Backdoor access to Techboard/Syac devices

Authors: Roberto Paleari (@rpaleari), and Luca Giancane

During a security assessment on one of our customers, we had the opportunity to analyze a device by Techboard/Syac, a manufacturer of digital video recorders (DVR) and network cameras. In particular, our analysis focused on a device of the DigiEye product line. The assessment led to the identification of a "backdoor" service, originally introduced by the device manufacturer for testing and support purposes, that could be abused by remote attackers to execute arbitrary commands on the device, with administrative privileges.

Vulnerability overview

Affected devices include a backdoor service listening on TCP port 7339. After a preliminary "authentication" phase, clients can leverage this service to execute arbitrary commands on the underlying Linux system, with root privileges. To the best of our knowledge, end-users are not allowed to disable the backdoor service, nor to control the "authentication" mechanism.

Vulnerable devices are still widely deployed on the Internet, thus we won't release the full details on the backdoor communication protocol. Instead, we just document in a following paragraph the initial "protocol handshake", in order to allow Techboard/Syac customers to identify vulnerable devices on their networks.

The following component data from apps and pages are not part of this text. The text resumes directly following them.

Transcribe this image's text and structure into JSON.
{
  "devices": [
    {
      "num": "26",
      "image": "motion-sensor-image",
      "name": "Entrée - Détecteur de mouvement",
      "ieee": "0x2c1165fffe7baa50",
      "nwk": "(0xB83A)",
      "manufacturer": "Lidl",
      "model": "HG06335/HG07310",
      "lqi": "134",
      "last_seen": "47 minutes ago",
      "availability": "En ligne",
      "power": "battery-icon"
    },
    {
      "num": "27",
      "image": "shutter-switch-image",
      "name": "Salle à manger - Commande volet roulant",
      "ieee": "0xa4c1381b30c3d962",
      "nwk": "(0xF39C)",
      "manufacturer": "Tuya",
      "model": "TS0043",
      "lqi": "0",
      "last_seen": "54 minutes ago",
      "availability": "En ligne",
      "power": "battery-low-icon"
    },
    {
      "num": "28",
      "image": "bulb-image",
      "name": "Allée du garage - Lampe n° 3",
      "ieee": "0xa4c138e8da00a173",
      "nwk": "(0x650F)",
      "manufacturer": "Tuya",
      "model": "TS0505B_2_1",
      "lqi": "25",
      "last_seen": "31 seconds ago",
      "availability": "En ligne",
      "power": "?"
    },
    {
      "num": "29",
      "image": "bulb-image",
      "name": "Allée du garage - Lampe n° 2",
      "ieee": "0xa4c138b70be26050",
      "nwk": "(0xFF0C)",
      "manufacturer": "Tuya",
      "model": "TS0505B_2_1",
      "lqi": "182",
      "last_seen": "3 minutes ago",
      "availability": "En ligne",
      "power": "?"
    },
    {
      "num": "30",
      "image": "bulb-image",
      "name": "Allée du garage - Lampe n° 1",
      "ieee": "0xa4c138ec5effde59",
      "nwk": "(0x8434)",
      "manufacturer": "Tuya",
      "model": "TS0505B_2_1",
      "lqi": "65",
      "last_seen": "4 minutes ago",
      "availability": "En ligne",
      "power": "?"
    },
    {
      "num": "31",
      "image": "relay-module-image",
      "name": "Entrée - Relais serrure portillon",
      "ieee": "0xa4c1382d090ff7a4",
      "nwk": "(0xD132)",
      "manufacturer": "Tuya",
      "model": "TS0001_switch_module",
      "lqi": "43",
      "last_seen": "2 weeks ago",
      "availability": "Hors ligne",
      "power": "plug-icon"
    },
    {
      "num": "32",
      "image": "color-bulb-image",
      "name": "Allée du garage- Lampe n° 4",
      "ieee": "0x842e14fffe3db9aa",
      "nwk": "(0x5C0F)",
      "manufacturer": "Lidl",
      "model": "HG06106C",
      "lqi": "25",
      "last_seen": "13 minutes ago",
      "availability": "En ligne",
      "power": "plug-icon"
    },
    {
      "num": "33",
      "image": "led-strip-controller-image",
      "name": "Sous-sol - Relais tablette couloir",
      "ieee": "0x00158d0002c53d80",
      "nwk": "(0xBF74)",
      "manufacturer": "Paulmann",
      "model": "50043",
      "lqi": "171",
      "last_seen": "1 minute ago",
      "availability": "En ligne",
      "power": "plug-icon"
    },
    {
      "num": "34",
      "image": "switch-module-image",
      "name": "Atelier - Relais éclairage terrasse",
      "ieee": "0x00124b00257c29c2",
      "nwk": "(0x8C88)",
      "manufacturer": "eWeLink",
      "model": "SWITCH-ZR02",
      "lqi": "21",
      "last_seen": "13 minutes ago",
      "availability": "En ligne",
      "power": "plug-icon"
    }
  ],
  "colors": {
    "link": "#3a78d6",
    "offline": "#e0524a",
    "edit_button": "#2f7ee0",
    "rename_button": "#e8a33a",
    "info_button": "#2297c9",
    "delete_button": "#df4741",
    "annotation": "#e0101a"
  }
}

As a "proof-of-concept", the following figure shows the Python script we developed to complete the challenge-response authentication with the device and submit the commands to be executed (obviously, source and destination IP addresses have been obscured). As can be seed from the figure, the name of the process associated with port tcp/7339 is "backd", possibly a shorthand for "backdoor" (see the red box).

"Proof-of-concept" of the RCE backdoor on a Syac DigiEye device

A glimpse at the "authentication" protocol

Strictly speaking, the protocol handshake works as follows:
  1. The client connects to port tcp/7339 of the vulnerable device and sends the string "KNOCK-KNOCK-ANYONETHERE?", terminated with a NULL byte.
  2. The server replies with a 12-byte response. First 8 bytes are a timestamp, while last 4 bytes are a "magic number" equal to 0x000aae60.
  3. Follows a challenge-response procedure that uses the timestamp provided by the server at step 2. Details of this step won't be disclosed.
After authentication has been completed, the client can send arbitrary commands which are immediately executed by the device with administrative privileges.

To allow customers to identify vulnerable devices on their network, we provide a Nmap NSE script, available for download here. Usage is very simple, as shown in the following screenshot.

Nmap NSE script to detect vulnerable devices (target IP as been obscured)


We contacted Techboard/Syac about this vulnerability on April 2nd, 2014 and provided them with the technical details of the issue we found. The device vendor promptly replied back to our e-mails and, on April 9th, they confirmed a patched firmware version was going to be released to their customers. At the time of writing, the patched firmware has not been checked by Emaze.